To do ▸
Your answer should be every line of the entries that has the string "Новости" in it.

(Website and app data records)
--
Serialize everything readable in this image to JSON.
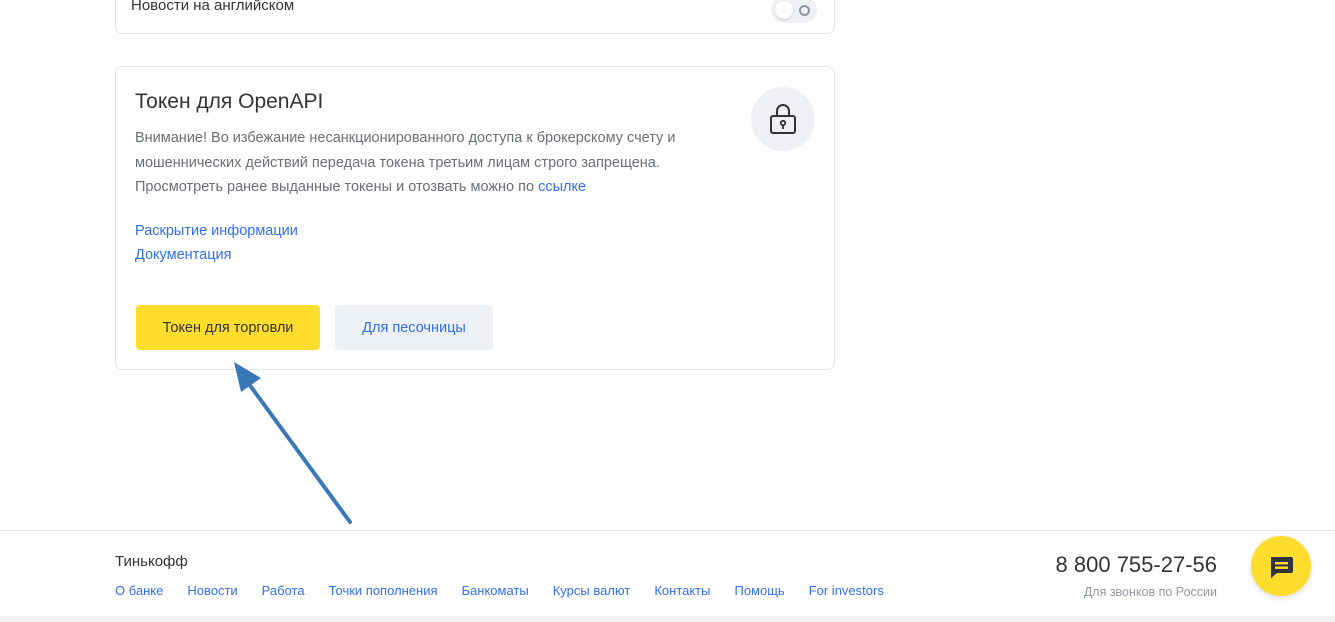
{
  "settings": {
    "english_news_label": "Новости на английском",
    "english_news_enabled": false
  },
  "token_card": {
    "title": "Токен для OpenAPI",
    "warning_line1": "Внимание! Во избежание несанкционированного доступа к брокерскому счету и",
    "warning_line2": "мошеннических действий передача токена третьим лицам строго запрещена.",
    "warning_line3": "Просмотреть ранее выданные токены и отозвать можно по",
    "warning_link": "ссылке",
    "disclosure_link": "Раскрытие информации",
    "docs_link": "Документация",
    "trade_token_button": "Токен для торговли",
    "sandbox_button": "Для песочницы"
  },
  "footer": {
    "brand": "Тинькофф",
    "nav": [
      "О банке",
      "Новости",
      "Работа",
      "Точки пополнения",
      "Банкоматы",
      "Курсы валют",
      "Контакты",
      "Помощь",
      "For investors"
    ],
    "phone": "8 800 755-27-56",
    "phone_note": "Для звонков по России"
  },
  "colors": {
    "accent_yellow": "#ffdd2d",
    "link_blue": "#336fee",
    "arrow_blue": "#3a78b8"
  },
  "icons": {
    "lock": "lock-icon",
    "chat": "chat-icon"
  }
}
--
Output for this task ▸
    "english_news_label": "Новости на английском",
      "Новости",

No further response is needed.